The court did not review the district court’s judgment that the plaintiff’s individual claim was moot.
“While the Courts of Appeals disagree whether an unaccepted offer that fully satisfies a plaintiff’s claim is sufficient to render the claim moot, we do not reach this question, or resolve the split, because the issue is not properly before us,” the court said, noting contrary decisions from the 2nd and 3rd Circuits.
Justice Elena Kagan wrote a spunky dissent, arguing that the majority resolved an “imaginary question” that is never going to come up again, because the plaintiff cannot be sent away empty-handed simply because she let the defendant’s offer lapse.
“So a friendly suggestion to the Third Circuit: Rethink your mootness-by-unaccepted-offer theory. And a note to all other courts of appeals: Don’t try this at home,” Kagan wrote.
In anticipation of defendants potentially defeating a collective action by buying off named plaintiffs, lawyers representing class plaintiffs may sue in state court more often and try to get notice to class members sooner.
Many states have wage-and-hour statutes that parallel the federal FLSA, but state courts would not observe mootness doctrines that federal courts are required to observe in order to exercise jurisdiction.
“The mootness doctrine under state law is less stringent than under federal law, so taking this decision and applying it in a state court context is going to be another significant hurdle,” said Cane.
According to Hyman, suing under state law would protect a class under opt-out rules, which are the opposite of opt-in rules under FLSA.
Opt-in means that class members must affirmatively choose to be in the class, whereas opt-out makes them members by default unless they actively exclude themselves.
“The standards for class certification under state wage-and-hour would be opt-out, and the argument that you could pick off a plaintiff and leave nothing behind doesn’t exist,” said Hyman.
Another way for plaintiffs to avoid mootness under this ruling is to get notice to collective members sooner so that more people can opt-in earlier.
“Defendants would have to pick off more plaintiffs and wipe out the entirety of the plaintiffs’ group and that gets increasingly expensive, particularly given that they are likely going to need to include attorneys’ fees in the offer,” said Cane.
In other types of class actions, it will be harder for employers to pick off plaintiffs because the damages are not as easy to calculate and the ruling only works for defendants who make a full offer.
“It would be hard to extend this decision into another context, such as Title VII, because those statutes may include emotional damages that are impossible to quantify and it’ll be hard to determine whether full relief was in fact offered,” said Cane.

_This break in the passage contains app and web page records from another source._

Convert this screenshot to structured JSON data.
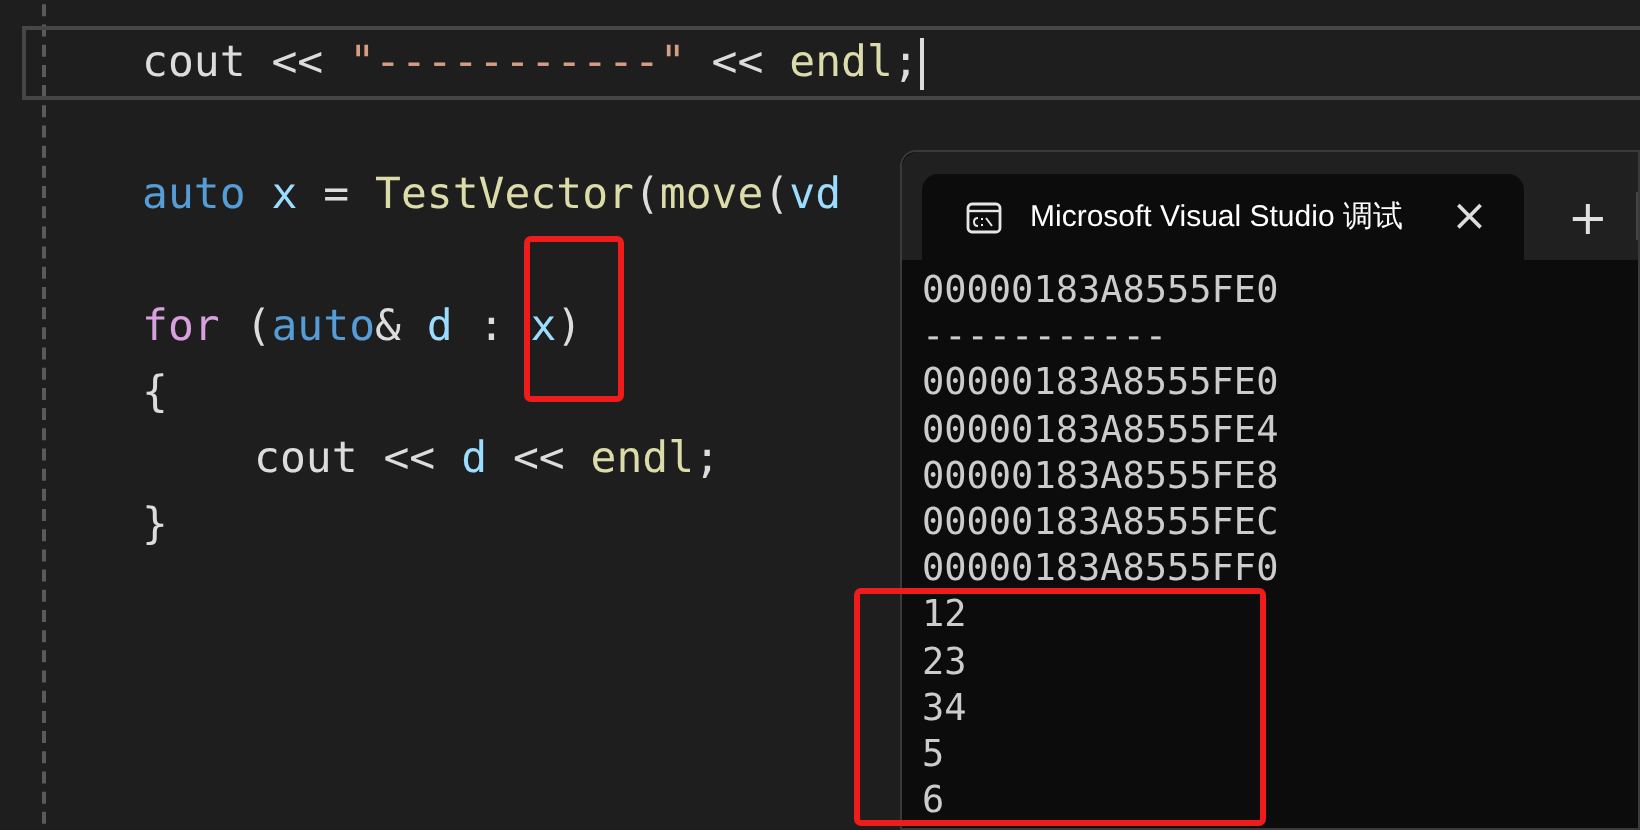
{
  "editor": {
    "lines": [
      {
        "kind": "blank"
      },
      {
        "kind": "code",
        "current": true,
        "tokens": [
          {
            "text": "cout << ",
            "kind": "plain"
          },
          {
            "text": "\"-----------\"",
            "kind": "string"
          },
          {
            "text": " << ",
            "kind": "plain"
          },
          {
            "text": "endl",
            "kind": "func"
          },
          {
            "text": ";",
            "kind": "plain"
          }
        ]
      },
      {
        "kind": "blank"
      },
      {
        "kind": "code",
        "current": false,
        "tokens": [
          {
            "text": "auto",
            "kind": "keyword"
          },
          {
            "text": " x",
            "kind": "var"
          },
          {
            "text": " = ",
            "kind": "plain"
          },
          {
            "text": "TestVector",
            "kind": "func"
          },
          {
            "text": "(",
            "kind": "plain"
          },
          {
            "text": "move",
            "kind": "func"
          },
          {
            "text": "(",
            "kind": "plain"
          },
          {
            "text": "vd",
            "kind": "var"
          }
        ]
      },
      {
        "kind": "blank"
      },
      {
        "kind": "code",
        "current": false,
        "tokens": [
          {
            "text": "for",
            "kind": "control"
          },
          {
            "text": " (",
            "kind": "plain"
          },
          {
            "text": "auto",
            "kind": "keyword"
          },
          {
            "text": "& ",
            "kind": "plain"
          },
          {
            "text": "d",
            "kind": "var"
          },
          {
            "text": " : ",
            "kind": "plain"
          },
          {
            "text": "x",
            "kind": "var"
          },
          {
            "text": ")",
            "kind": "plain"
          }
        ]
      },
      {
        "kind": "code",
        "current": false,
        "tokens": [
          {
            "text": "{",
            "kind": "plain"
          }
        ],
        "children": [
          {
            "kind": "code",
            "current": false,
            "tokens": [
              {
                "text": "cout << ",
                "kind": "plain"
              },
              {
                "text": "d",
                "kind": "var"
              },
              {
                "text": " << ",
                "kind": "plain"
              },
              {
                "text": "endl",
                "kind": "func"
              },
              {
                "text": ";",
                "kind": "plain"
              }
            ]
          }
        ]
      },
      {
        "kind": "code",
        "current": false,
        "tokens": [
          {
            "text": "}",
            "kind": "plain"
          }
        ]
      }
    ]
  },
  "terminal": {
    "tabs": [
      {
        "title": "Microsoft Visual Studio 调试",
        "selected": true,
        "close": "×"
      }
    ],
    "new_tab": "+",
    "output": [
      "00000183A8555FE0",
      "-----------",
      "00000183A8555FE0",
      "00000183A8555FE4",
      "00000183A8555FE8",
      "00000183A8555FEC",
      "00000183A8555FF0",
      "12",
      "23",
      "34",
      "5",
      "6"
    ]
  }
}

‘Haven’t heard the last of it’
As defendants try to pick off class plaintiffs, lower courts will have to wrestle with a question the Supreme Court did not address — whether the individual named plaintiff’s case is moot if a defendant offers the full amount of her claim.
Lower courts are split over what to do with an individual’s lawsuit when a defendant offers to make the plaintiff whole, but the plaintiff rejects the offer or lets it lapse.
“That’s what people are going to litigate: What does a district court do when a plaintiff refuses to take the money?” asked Mann.
Some courts essentially force the plaintiff to accept by mooting the case; others allow the case to continue.
“The question is whether an offer of full relief, even if a plaintiff doesn’t want to accept it, moots his or her claim,” said Cane. “Kagan’s point is that an unaccepted offer is nothing more than an unaccepted offer; and the plaintiff still retains her right to sue. The counterargument is that you don’t have the right to litigate where a defendant has surrendered
“Ultimately, it’s something that has to percolate for a more definitive answer. I’m not convinced we’ve heard the last of it,” he said.